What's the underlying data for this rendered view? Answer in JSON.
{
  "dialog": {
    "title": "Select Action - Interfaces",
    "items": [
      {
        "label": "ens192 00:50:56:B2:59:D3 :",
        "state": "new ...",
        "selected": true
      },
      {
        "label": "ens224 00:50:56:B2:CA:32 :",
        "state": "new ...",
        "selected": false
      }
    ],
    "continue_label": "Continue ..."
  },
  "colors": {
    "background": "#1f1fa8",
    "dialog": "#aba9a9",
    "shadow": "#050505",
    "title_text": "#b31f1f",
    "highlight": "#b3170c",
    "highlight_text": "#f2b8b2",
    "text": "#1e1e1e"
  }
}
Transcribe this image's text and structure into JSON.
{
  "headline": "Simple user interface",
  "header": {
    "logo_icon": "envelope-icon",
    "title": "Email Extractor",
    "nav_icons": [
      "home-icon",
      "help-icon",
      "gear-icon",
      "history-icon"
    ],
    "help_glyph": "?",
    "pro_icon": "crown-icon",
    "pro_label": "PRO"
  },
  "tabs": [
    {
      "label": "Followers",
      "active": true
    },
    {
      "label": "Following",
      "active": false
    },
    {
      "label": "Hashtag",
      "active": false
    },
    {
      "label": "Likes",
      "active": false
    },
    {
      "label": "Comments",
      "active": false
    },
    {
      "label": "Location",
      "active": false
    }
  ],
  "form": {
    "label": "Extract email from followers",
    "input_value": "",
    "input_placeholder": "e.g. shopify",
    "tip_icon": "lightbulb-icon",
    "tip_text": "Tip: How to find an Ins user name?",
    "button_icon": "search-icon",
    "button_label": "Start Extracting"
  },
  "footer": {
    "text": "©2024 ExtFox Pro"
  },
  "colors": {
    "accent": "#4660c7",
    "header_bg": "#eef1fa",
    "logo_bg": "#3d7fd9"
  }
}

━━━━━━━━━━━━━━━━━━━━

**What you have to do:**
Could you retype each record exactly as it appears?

**Your response:**
What's the underlying data for this rendered view? Answer in JSON.
{
  "dialog": {
    "title": "Select Action - Interfaces",
    "items": [
      {
        "label": "ens192 00:50:56:B2:59:D3 :",
        "state": "new ...",
        "selected": true
      },
      {
        "label": "ens224 00:50:56:B2:CA:32 :",
        "state": "new ...",
        "selected": false
      }
    ],
    "continue_label": "Continue ..."
  },
  "colors": {
    "background": "#1f1fa8",
    "dialog": "#aba9a9",
    "shadow": "#050505",
    "title_text": "#b31f1f",
    "highlight": "#b3170c",
    "highlight_text": "#f2b8b2",
    "text": "#1e1e1e"
  }
}
Transcribe this image's text and structure into JSON.
{
  "headline": "Simple user interface",
  "header": {
    "logo_icon": "envelope-icon",
    "title": "Email Extractor",
    "nav_icons": [
      "home-icon",
      "help-icon",
      "gear-icon",
      "history-icon"
    ],
    "help_glyph": "?",
    "pro_icon": "crown-icon",
    "pro_label": "PRO"
  },
  "tabs": [
    {
      "label": "Followers",
      "active": true
    },
    {
      "label": "Following",
      "active": false
    },
    {
      "label": "Hashtag",
      "active": false
    },
    {
      "label": "Likes",
      "active": false
    },
    {
      "label": "Comments",
      "active": false
    },
    {
      "label": "Location",
      "active": false
    }
  ],
  "form": {
    "label": "Extract email from followers",
    "input_value": "",
    "input_placeholder": "e.g. shopify",
    "tip_icon": "lightbulb-icon",
    "tip_text": "Tip: How to find an Ins user name?",
    "button_icon": "search-icon",
    "button_label": "Start Extracting"
  },
  "footer": {
    "text": "©2024 ExtFox Pro"
  },
  "colors": {
    "accent": "#4660c7",
    "header_bg": "#eef1fa",
    "logo_bg": "#3d7fd9"
  }
}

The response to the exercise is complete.